By LA Weekly
By Henry Rollins
By Weekly Photographers
By Shea Serrano
By Nate "Igor" Smith
By Dan Weiss
By Erica E. Phillips
By Kai Flanders
Charmaine Clamor’s back at Catalina Bar and Grill on Friday and Saturday. She made a big splash with Flippin’ — its hip mix of beautifully arranged standards and jazzed-up Tagalog love songs took the “Filipina Singing Sensation” into the upper reaches of the jazz and world charts. And no wonder: Her husky, sassy tone, languid moves and unpretentious Pinoy attitude that’s just a tad rebellious have the kind of natural appeal you can’t buy at any music school. She’s joined here by swinging crooner (and husband) Michael Konik and the superb Filipino vocalist Mon David (check out his My One and Only Love).
Speaking of flippin’, alto Zane Musa can get absolutely crazy playing his bop and blues and funk at Charlie O’s; he’s there on Friday, the same night that cornetist Bobby Bradford’s Mo’tet do their monthly gig at Café 322 out in Sierra Madre. Bobby’s been around a long while but he ain’t gone soft, and people pack the house for his uncompromising band. Even when they get gone the folks seem to dig it. The families eat their pizza and listen without flinching. Amazing. Also this weekend the new Los Angeles Jazz Collective announce themselves with a two-day festival beginning on Friday at the Pasadena Jazz Institute (in the Paseo Colorado), with bands led by tough new-breed players like Damon Zick, Brian Swartz and Josh Welchez ... and then on Saturday at Café Metropol, with bands led by pianist Gary Fukushima, brilliant saxist Matt Otto, Coleman Hawkins–influenced Robby Marshall and the outfit Option 3. Two uncompromising nights guaranteed.

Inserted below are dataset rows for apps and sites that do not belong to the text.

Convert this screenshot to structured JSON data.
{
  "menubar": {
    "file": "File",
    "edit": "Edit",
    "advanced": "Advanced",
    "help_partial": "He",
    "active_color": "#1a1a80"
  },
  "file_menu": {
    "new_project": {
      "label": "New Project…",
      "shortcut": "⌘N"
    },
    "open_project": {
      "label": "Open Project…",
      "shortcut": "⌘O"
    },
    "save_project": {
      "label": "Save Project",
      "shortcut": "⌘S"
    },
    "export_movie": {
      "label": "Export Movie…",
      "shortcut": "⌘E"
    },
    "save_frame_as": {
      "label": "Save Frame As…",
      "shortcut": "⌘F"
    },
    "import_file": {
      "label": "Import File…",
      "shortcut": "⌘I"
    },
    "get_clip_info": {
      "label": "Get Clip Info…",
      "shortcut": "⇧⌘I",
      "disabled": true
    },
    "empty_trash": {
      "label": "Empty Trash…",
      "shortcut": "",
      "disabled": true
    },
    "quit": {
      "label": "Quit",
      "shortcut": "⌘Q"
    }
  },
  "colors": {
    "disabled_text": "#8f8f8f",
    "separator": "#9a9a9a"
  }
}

Brazilian fusion guitarist Rafael Moreira released the fine fusion Acid Guitar in 2005 and is at the Baked Potato on Saturday, while across town, vocalist Dwight Trible appears with Build an Ark at the Getty Center at 8 p.m. (and at 3 p.m. on Sunday). The Ark is a powerful collective, and one never knows who will be there, but Charles Owens, Nate Morgan, Nedra Wheeler and Phil Ranelin have all been aboard before. The show’s free, but reservations are required. Go to www.getty.edu or call (310) 440-7300.

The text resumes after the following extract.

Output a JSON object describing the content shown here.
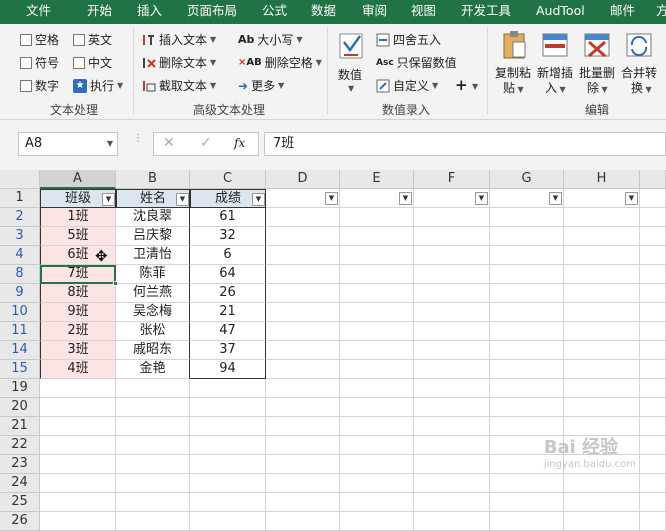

On Wednesday, hear some of the latest in jazzoid sounds at the Mint with the Tulsa-based Jacob Fred Jazz Odyssey at 8 p.m.; their Lil’ Tae Rides Again is a strange, spacy little thing that keeps finding its way back into the CD player. So this could be a fascinating gig, especially if you’re in the right frame of mind for its self-described “hallucinatory psych-jazz.” Then, provided you can still drive, make for Mr. T’s Bowl in Highland Park by 10:30 for NYC drummer Matt Crane and saxophonist Adam Diller. Diller typically mixes his skronky jazz blowing with hip-hop and electronica, while unhelpfully citing Sun Ra, Edgar Varèse, Thomas Pynchon and Charles Bronson as influences (that must have been some session, though Pynchon probably never showed up). Meanwhile, his fervently over-the-edge collaborator Crane claims inspiration from everyone and everything: Ornette, of course, but also Black Flag and Harry Partch and Elvin and Philly Joe and Rashied Ali (and voodoo drumming and bata drums and a stack of old funk 45s ...). They asked that bassist Steve Reed and guitarist Joe Baiza join them for a schizoid jazz-stomp blowout. It’s free too.

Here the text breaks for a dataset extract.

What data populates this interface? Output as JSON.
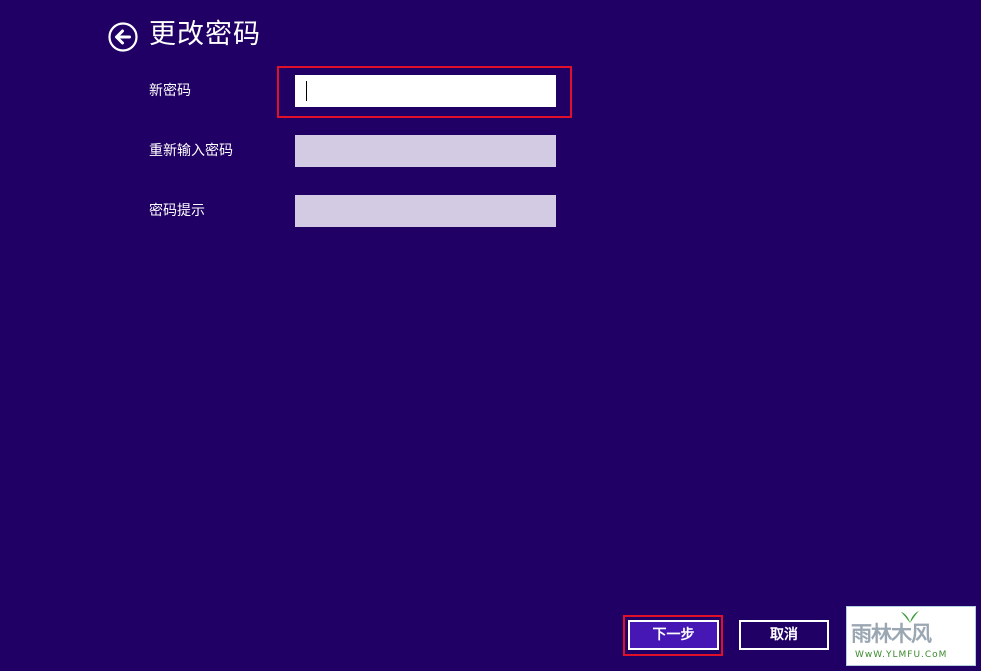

But enough about the damn kids. Jazz god Sonny Rollins is at the Cerritos Center for the Performing Arts on Saturday. ’Nuff said, really, and even if his recent performances here have been a little underwhelming, he’s still Sonny Rollins. Check out East Broadway Run Down from 1966, where he and Freddie Hubbard just went out there crazy. You college hipsters can’t be talking all Trane and Ornette and not know this album. Mandatory listening. Hubbard begins his three-day 70th-birthday party this Thursday at Catalina. Check out the lineup: James Spaulding, Slide Hampton, Craig Handy, David Weiss, George Cables, Roy McCurdy and who knows who else — you better make your reservations now. Also, Dr. Lonnie Smith’s Crescent Boogaloo are at the Jazz Bakery through Saturday, including some excellent players, like alto Donald Harrison and trumpeter Christian Scott, and at the Bakery on Tuesday it’s Brazilian jazz pianist Marcos Ariel’s trio with the pure Brazilian drumming of Paulo Braga. Chuck Manning is still celebrating his brilliant Notes From the Real, this time at Charlie O’s on Saturday. Finally, on Thursday the hard-bopping CJS Quintet are at the Lighthouse, while drummer Matt Gordy’s quartet plays the Crowne.
(Brick can be reached at email@example.com.)